- Problem to work on: Please return every entry below exactly as written, without any of its pictures.

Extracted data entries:
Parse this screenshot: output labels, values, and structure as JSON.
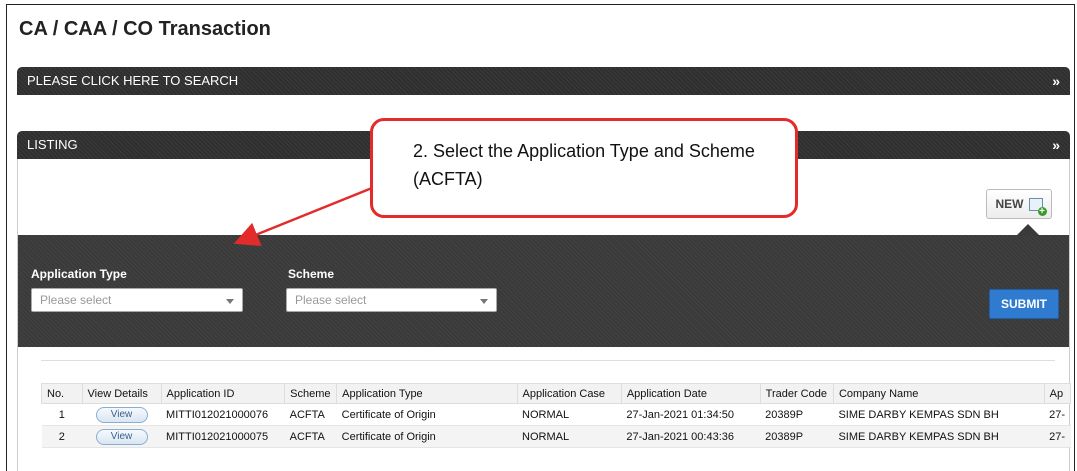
{
  "page_title": "CA / CAA / CO Transaction",
  "search_bar": {
    "label": "PLEASE CLICK HERE TO SEARCH",
    "icon": "double-chevron-down-icon"
  },
  "listing_bar": {
    "label": "LISTING",
    "icon": "double-chevron-down-icon"
  },
  "new_button": {
    "label": "NEW"
  },
  "filter": {
    "application_type_label": "Application Type",
    "application_type_value": "Please select",
    "scheme_label": "Scheme",
    "scheme_value": "Please select",
    "submit_label": "SUBMIT"
  },
  "table": {
    "headers": [
      "No.",
      "View Details",
      "Application ID",
      "Scheme",
      "Application Type",
      "Application Case",
      "Application Date",
      "Trader Code",
      "Company Name",
      "Ap"
    ],
    "rows": [
      {
        "no": "1",
        "view": "View",
        "app_id": "MITTI012021000076",
        "scheme": "ACFTA",
        "app_type": "Certificate of Origin",
        "case": "NORMAL",
        "date": "27-Jan-2021 01:34:50",
        "trader": "20389P",
        "company": "SIME DARBY KEMPAS SDN BH",
        "ap": "27-"
      },
      {
        "no": "2",
        "view": "View",
        "app_id": "MITTI012021000075",
        "scheme": "ACFTA",
        "app_type": "Certificate of Origin",
        "case": "NORMAL",
        "date": "27-Jan-2021 00:43:36",
        "trader": "20389P",
        "company": "SIME DARBY KEMPAS SDN BH",
        "ap": "27-"
      }
    ]
  },
  "callout": {
    "text": "2. Select the Application Type and Scheme (ACFTA)",
    "border_color": "#e32b2b"
  },
  "colors": {
    "bar": "#2f2f2f",
    "submit": "#2e7bd0",
    "callout": "#e32b2b"
  }
}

- Answer for this exercise:
Parse this screenshot: output labels, values, and structure as JSON.
{
  "page_title": "CA / CAA / CO Transaction",
  "search_bar": {
    "label": "PLEASE CLICK HERE TO SEARCH",
    "icon": "double-chevron-down-icon"
  },
  "listing_bar": {
    "label": "LISTING",
    "icon": "double-chevron-down-icon"
  },
  "new_button": {
    "label": "NEW"
  },
  "filter": {
    "application_type_label": "Application Type",
    "application_type_value": "Please select",
    "scheme_label": "Scheme",
    "scheme_value": "Please select",
    "submit_label": "SUBMIT"
  },
  "table": {
    "headers": [
      "No.",
      "View Details",
      "Application ID",
      "Scheme",
      "Application Type",
      "Application Case",
      "Application Date",
      "Trader Code",
      "Company Name",
      "Ap"
    ],
    "rows": [
      {
        "no": "1",
        "view": "View",
        "app_id": "MITTI012021000076",
        "scheme": "ACFTA",
        "app_type": "Certificate of Origin",
        "case": "NORMAL",
        "date": "27-Jan-2021 01:34:50",
        "trader": "20389P",
        "company": "SIME DARBY KEMPAS SDN BH",
        "ap": "27-"
      },
      {
        "no": "2",
        "view": "View",
        "app_id": "MITTI012021000075",
        "scheme": "ACFTA",
        "app_type": "Certificate of Origin",
        "case": "NORMAL",
        "date": "27-Jan-2021 00:43:36",
        "trader": "20389P",
        "company": "SIME DARBY KEMPAS SDN BH",
        "ap": "27-"
      }
    ]
  },
  "callout": {
    "text": "2. Select the Application Type and Scheme (ACFTA)",
    "border_color": "#e32b2b"
  },
  "colors": {
    "bar": "#2f2f2f",
    "submit": "#2e7bd0",
    "callout": "#e32b2b"
  }
}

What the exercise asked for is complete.